Happily Lefebvre, in his study of rhythm, begins with a critical attitude towards repetition. He says that "there is no identical absolute repetition, indefinitely. Whence the relation between repetition and difference. When it concerns the everyday, rites, ceremonies, fêtes, rules and laws, there is always something new and unforeseen that introduces itself into the repetitive: difference" (Rhythmanalysis, p. 6). Well, how critical is this stance really? Does difference relate to something that doesn't exist by a relation that doesn't exist? Does difference not exist, or not exist in some special way, say, indefinitely in an identical absolutely way, or even differently?
Lefebvre says, "Not only does repetition not exclude differences, it also gives birth to them; it produces them. Sooner or later it encounters the event that arrives or rather arises in relation to the sequence or series produced repetitively. In other words: difference" (p. 7, Lefebvre's bold). We should be critical of all kinds of mythomanias of difference and also repetition. So how does repetition, which doesn't exist indefinitely in any identical absolute wayin other words, we might conclude, there is no apeiron of repetition, no repetition of apeironactually produce difference? By encountering it, Lefebvre says very clearly. Of course previously he had said difference "introduces itself," we have not forgotten. But let's stick with this second attempt to think a relation between repetition and difference. Is a squirrel produced by any old encounter with a squirrel? Are we to imagine that to be is to be encountered?

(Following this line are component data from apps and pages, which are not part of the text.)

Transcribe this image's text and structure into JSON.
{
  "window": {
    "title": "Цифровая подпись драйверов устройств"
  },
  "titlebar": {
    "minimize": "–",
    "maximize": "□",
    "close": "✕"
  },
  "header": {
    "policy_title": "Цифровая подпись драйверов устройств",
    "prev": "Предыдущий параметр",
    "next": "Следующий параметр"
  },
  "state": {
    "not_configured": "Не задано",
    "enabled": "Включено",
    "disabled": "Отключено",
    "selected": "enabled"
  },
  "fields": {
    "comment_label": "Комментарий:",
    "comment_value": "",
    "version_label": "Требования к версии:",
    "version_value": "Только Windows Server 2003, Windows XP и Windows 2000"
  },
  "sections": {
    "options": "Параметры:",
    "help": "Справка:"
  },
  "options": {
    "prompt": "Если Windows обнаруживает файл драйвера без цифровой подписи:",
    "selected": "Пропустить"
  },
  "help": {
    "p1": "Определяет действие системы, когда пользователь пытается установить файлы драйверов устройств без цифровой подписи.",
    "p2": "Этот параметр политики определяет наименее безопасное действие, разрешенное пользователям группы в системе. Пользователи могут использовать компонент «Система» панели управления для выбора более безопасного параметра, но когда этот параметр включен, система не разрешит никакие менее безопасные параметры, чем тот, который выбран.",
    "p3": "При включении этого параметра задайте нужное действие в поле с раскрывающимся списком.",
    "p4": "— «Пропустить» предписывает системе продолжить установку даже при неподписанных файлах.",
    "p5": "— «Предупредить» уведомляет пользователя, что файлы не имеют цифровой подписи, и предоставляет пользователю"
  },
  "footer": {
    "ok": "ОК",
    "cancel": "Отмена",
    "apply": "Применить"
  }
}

Lefebvre has a method. He begins with abstract concepts, which he pioulsy mistrusts as being inadequate to the real (which apparently is not a concept), and he then moves from abstractions to the concrete. Dwelling in the concrete beforehand, making observations based on experience, and then making abstractions: this would not be a phase of Lefebvre's critical research method. And we can see the results. Something that doesn't exist in any certain way that we have been able to nail down gives rise by a process that we can't be completely certain of (because even if Levebvre didn't contradict himself the process doesn't resemble other processes of giving rise to things and would force us to adopt without any argument a radical belief about how beings arise) to something of critical importance (namely difference), though we are not sure why it is of critical importance nor how it exists.
The dreary monism of the dialectic: "everything is cyclical repetition through linear repetitions" (p. 8). The "depths of the dialectic" indeed. And we might note that this thinking both assumes and contradicts panta rhei, if we are to vigorously interpet "indefinitely": it assumes that everything exists in this indefinite way consistent with panta rhei, an assumption that follows from remembering Lefebvre's definition of repetition, and it contradicts panta rhei by positing the cyclical. That contradiction of basic assumptions I suppose is the charm of dialectical thinking. I don't mean to complain. It does have charm.

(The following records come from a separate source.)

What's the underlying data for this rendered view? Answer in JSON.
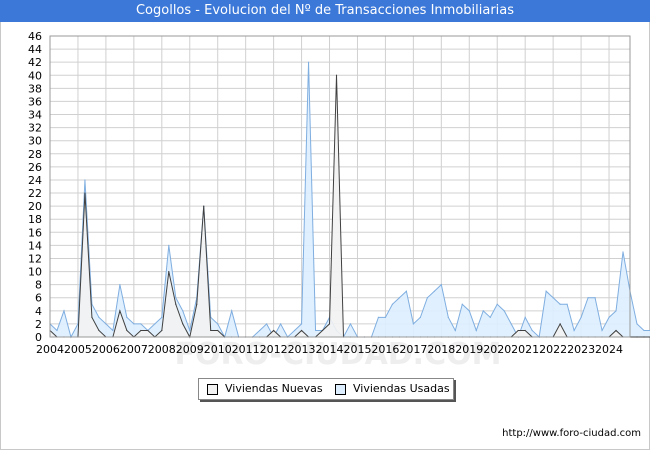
{
  "title": "Cogollos - Evolucion del Nº de Transacciones Inmobiliarias",
  "footer": {
    "url": "http://www.foro-ciudad.com"
  },
  "watermark": "FORO-CIUDAD.COM",
  "legend": {
    "nuevas": "Viviendas Nuevas",
    "usadas": "Viviendas Usadas"
  },
  "colors": {
    "title_bg": "#3c78d8",
    "nuevas_fill": "#f2f2f2",
    "nuevas_line": "#404040",
    "usadas_fill": "#ddeeff",
    "usadas_line": "#7faee0",
    "grid": "#d0d0d0"
  },
  "chart_data": {
    "type": "area",
    "title": "Cogollos - Evolucion del Nº de Transacciones Inmobiliarias",
    "xlabel": "",
    "ylabel": "",
    "ylim": [
      0,
      46
    ],
    "yticks": [
      0,
      2,
      4,
      6,
      8,
      10,
      12,
      14,
      16,
      18,
      20,
      22,
      24,
      26,
      28,
      30,
      32,
      34,
      36,
      38,
      40,
      42,
      44,
      46
    ],
    "xticks": [
      "2004",
      "2005",
      "2006",
      "2007",
      "2008",
      "2009",
      "2010",
      "2011",
      "2012",
      "2013",
      "2014",
      "2015",
      "2016",
      "2017",
      "2018",
      "2019",
      "2020",
      "2021",
      "2022",
      "2023",
      "2024"
    ],
    "grid": true,
    "legend_position": "bottom-center",
    "periodicity": "quarterly, 2004 Q1 to 2024 Q4",
    "series": [
      {
        "name": "Viviendas Nuevas",
        "values": [
          1,
          0,
          0,
          0,
          0,
          22,
          3,
          1,
          0,
          0,
          4,
          1,
          0,
          1,
          1,
          0,
          1,
          10,
          5,
          2,
          0,
          5,
          20,
          1,
          1,
          0,
          0,
          0,
          0,
          0,
          0,
          0,
          1,
          0,
          0,
          0,
          1,
          0,
          0,
          1,
          2,
          40,
          0,
          0,
          0,
          0,
          0,
          0,
          0,
          0,
          0,
          0,
          0,
          0,
          0,
          0,
          0,
          0,
          0,
          0,
          0,
          0,
          0,
          0,
          0,
          0,
          0,
          1,
          1,
          0,
          0,
          0,
          0,
          2,
          0,
          0,
          0,
          0,
          0,
          0,
          0,
          1,
          0,
          0,
          0,
          0,
          0,
          0,
          0,
          0,
          0,
          0,
          0,
          0,
          0,
          0,
          0,
          0,
          0,
          0,
          0,
          1,
          0,
          0,
          0,
          0,
          0,
          0,
          0,
          0,
          0,
          0,
          0,
          0,
          0,
          0,
          0,
          1,
          0,
          0,
          0,
          0,
          0,
          0,
          0,
          0,
          0,
          0,
          0,
          0,
          1,
          0,
          0,
          0,
          0,
          0
        ]
      },
      {
        "name": "Viviendas Usadas",
        "values": [
          2,
          1,
          4,
          0,
          2,
          24,
          5,
          3,
          2,
          1,
          8,
          3,
          2,
          2,
          1,
          2,
          3,
          14,
          6,
          4,
          1,
          6,
          20,
          3,
          2,
          0,
          4,
          0,
          0,
          0,
          1,
          2,
          0,
          2,
          0,
          1,
          2,
          42,
          1,
          1,
          3,
          1,
          0,
          2,
          0,
          0,
          0,
          3,
          3,
          5,
          6,
          7,
          2,
          3,
          6,
          7,
          8,
          3,
          1,
          5,
          4,
          1,
          4,
          3,
          5,
          4,
          2,
          0,
          3,
          1,
          0,
          7,
          6,
          5,
          5,
          1,
          3,
          6,
          6,
          1,
          3,
          4,
          13,
          7,
          2,
          1,
          1,
          3
        ]
      }
    ]
  }
}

Are there secret rhythms? No! Lefebvre assures us, because there are no secrets (p. 17). Yet when Lefebvre begins to classify rhythms he identifies secret rhythms (including memory and the unsaid and the said), public rhythms, fictional rhythms, which relate to false secrets (the imaginary!I so share Leferbve's excitement I would even speak of imaginary rhythms) and dominating-dominating rhythms (just one class here), which are also imaginary but last longer than fictional rhythms and aim for an effect that is beyond themselves. Hmm.